Wherever a line in the data below holds "zoom", copy that line.

[Source data]
########################################
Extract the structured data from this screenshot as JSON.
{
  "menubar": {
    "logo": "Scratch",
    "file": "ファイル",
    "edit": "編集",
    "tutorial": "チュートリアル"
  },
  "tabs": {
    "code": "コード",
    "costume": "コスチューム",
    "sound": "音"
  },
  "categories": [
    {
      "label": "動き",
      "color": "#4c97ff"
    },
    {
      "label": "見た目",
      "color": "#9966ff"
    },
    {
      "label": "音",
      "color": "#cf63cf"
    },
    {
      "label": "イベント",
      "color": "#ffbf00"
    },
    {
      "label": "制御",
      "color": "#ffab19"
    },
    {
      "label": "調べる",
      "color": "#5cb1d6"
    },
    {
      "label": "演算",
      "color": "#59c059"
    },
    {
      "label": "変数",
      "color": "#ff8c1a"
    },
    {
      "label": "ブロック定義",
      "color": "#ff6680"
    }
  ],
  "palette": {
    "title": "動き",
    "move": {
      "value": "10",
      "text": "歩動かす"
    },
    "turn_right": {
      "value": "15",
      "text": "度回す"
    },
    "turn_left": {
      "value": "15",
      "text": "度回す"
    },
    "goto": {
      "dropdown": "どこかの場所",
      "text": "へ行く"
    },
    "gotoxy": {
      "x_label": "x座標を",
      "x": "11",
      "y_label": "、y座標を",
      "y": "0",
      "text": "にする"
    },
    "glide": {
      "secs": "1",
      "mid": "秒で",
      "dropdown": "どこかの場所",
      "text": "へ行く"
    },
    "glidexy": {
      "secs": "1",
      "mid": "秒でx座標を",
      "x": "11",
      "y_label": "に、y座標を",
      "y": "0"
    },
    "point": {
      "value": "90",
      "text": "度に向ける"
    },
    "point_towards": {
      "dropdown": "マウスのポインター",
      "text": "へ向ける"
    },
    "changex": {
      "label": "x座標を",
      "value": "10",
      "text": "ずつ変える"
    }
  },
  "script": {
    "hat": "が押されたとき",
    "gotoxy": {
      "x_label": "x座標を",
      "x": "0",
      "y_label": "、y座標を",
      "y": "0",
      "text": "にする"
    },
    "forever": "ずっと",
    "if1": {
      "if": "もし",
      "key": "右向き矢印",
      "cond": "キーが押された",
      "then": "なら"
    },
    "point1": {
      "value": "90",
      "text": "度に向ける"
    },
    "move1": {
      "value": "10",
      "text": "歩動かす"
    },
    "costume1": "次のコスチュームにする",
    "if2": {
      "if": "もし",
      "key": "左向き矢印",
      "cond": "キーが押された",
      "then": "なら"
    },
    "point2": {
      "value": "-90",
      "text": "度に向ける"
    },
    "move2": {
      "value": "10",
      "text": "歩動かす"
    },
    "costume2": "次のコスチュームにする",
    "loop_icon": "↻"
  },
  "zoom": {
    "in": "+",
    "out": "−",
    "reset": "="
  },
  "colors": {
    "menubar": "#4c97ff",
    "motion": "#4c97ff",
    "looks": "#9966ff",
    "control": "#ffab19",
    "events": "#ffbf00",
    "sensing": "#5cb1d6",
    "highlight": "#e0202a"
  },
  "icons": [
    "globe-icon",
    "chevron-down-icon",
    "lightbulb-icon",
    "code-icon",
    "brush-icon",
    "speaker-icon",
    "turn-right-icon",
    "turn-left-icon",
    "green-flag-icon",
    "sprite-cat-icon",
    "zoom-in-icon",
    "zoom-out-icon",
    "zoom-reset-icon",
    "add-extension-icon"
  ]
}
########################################
The answer:
  "zoom": {
    "zoom-in-icon",
    "zoom-out-icon",
    "zoom-reset-icon",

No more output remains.